Read through the material below and find each line that has the word "Производительность"; copy it.
+++
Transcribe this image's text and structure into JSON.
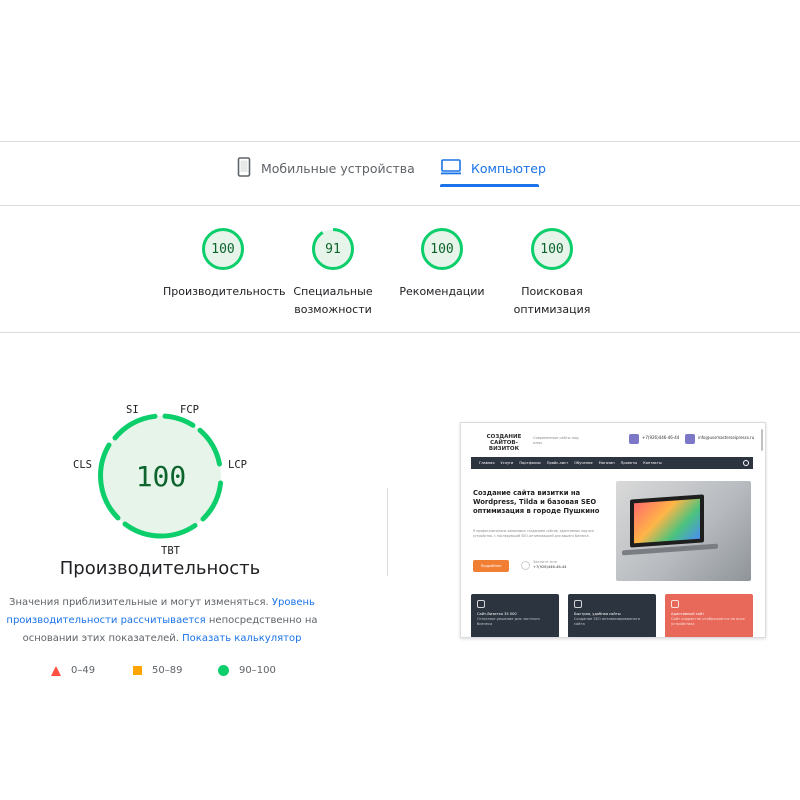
{
  "tabs": [
    {
      "label": "Мобильные устройства",
      "icon": "smartphone-icon",
      "active": false
    },
    {
      "label": "Компьютер",
      "icon": "desktop-icon",
      "active": true
    }
  ],
  "categories": [
    {
      "score": "100",
      "label_lines": [
        "Производительность"
      ]
    },
    {
      "score": "91",
      "label_lines": [
        "Специальные",
        "возможности"
      ]
    },
    {
      "score": "100",
      "label_lines": [
        "Рекомендации"
      ]
    },
    {
      "score": "100",
      "label_lines": [
        "Поисковая",
        "оптимизация"
      ]
    }
  ],
  "performance": {
    "score": "100",
    "title": "Производительность",
    "metrics": {
      "si": "SI",
      "fcp": "FCP",
      "lcp": "LCP",
      "tbt": "TBT",
      "cls": "CLS"
    },
    "description_prefix": "Значения приблизительные и могут изменяться.",
    "description_link1": "Уровень производительности рассчитывается",
    "description_middle": "непосредственно на основании этих показателей.",
    "description_link2": "Показать калькулятор"
  },
  "legend": [
    {
      "shape": "triangle",
      "color": "#ff4e42",
      "label": "0–49"
    },
    {
      "shape": "square",
      "color": "#ffa400",
      "label": "50–89"
    },
    {
      "shape": "circle",
      "color": "#0cce6b",
      "label": "90–100"
    }
  ],
  "colors": {
    "pass": "#0cce6b",
    "pass_fill": "#e6f4ea",
    "pass_text": "#0d652d",
    "accent": "#1a73e8"
  },
  "screenshot": {
    "logo": "СОЗДАНИЕ САЙТОВ-ВИЗИТОК",
    "tagline": "Современные сайты под ключ",
    "phone": "+7(926)446-46-44",
    "email": "info@ussmasterseipresss.ru",
    "nav": [
      "Главная",
      "Услуги",
      "Портфолио",
      "Прайс-лист",
      "Обучение",
      "Магазин",
      "Проекты",
      "Контакты"
    ],
    "hero_title": "Создание сайта визитки на Wordpress, Tilda и базовая SEO оптимизация в городе Пушкино",
    "hero_text": "Я профессионально занимаюсь созданием сайтов, адаптивных под все устройства, с последующей SEO-оптимизацией для вашего бизнеса",
    "button": "Подробнее",
    "phone_caption": "Звоните мне",
    "hero_phone": "+7(926)446-46-44",
    "cards": [
      {
        "title": "Сайт-Визитка 35 000",
        "text": "Отличное решение для частного бизнеса",
        "color": "#2c3440"
      },
      {
        "title": "Быстрая, удобная сайты",
        "text": "Создание SEO оптимизированного сайта",
        "color": "#2c3440"
      },
      {
        "title": "Адаптивный сайт",
        "text": "Сайт корректно отображается на всех устройствах",
        "color": "#e8685a"
      }
    ]
  }
}
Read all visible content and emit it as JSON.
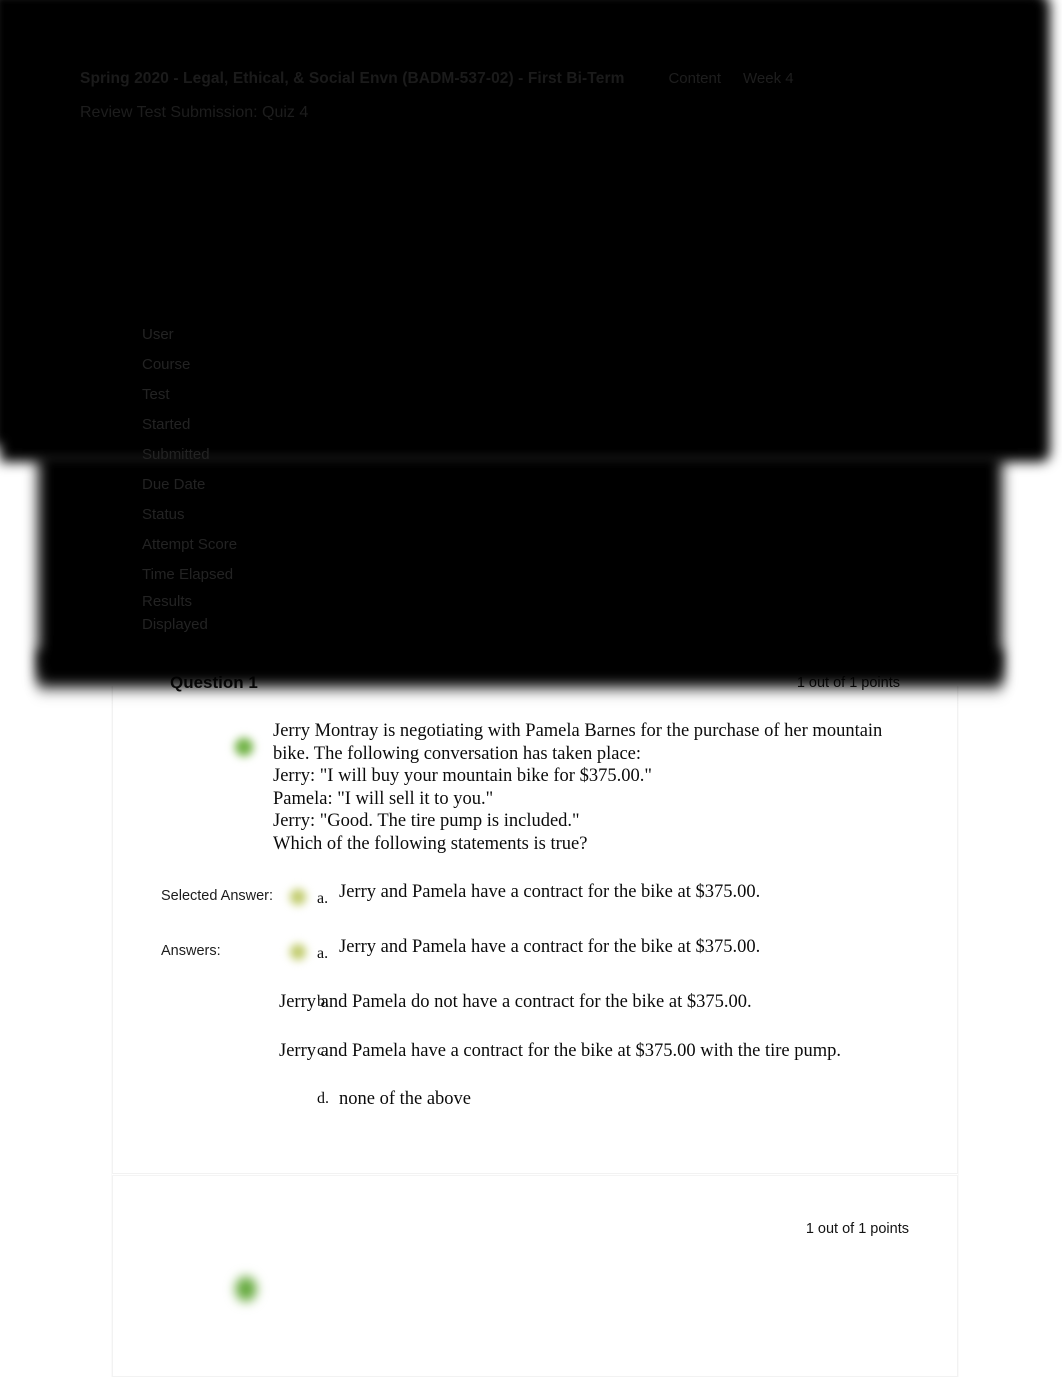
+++
* Answer to the problem:
        "Производительность"
    "title": "Производительность",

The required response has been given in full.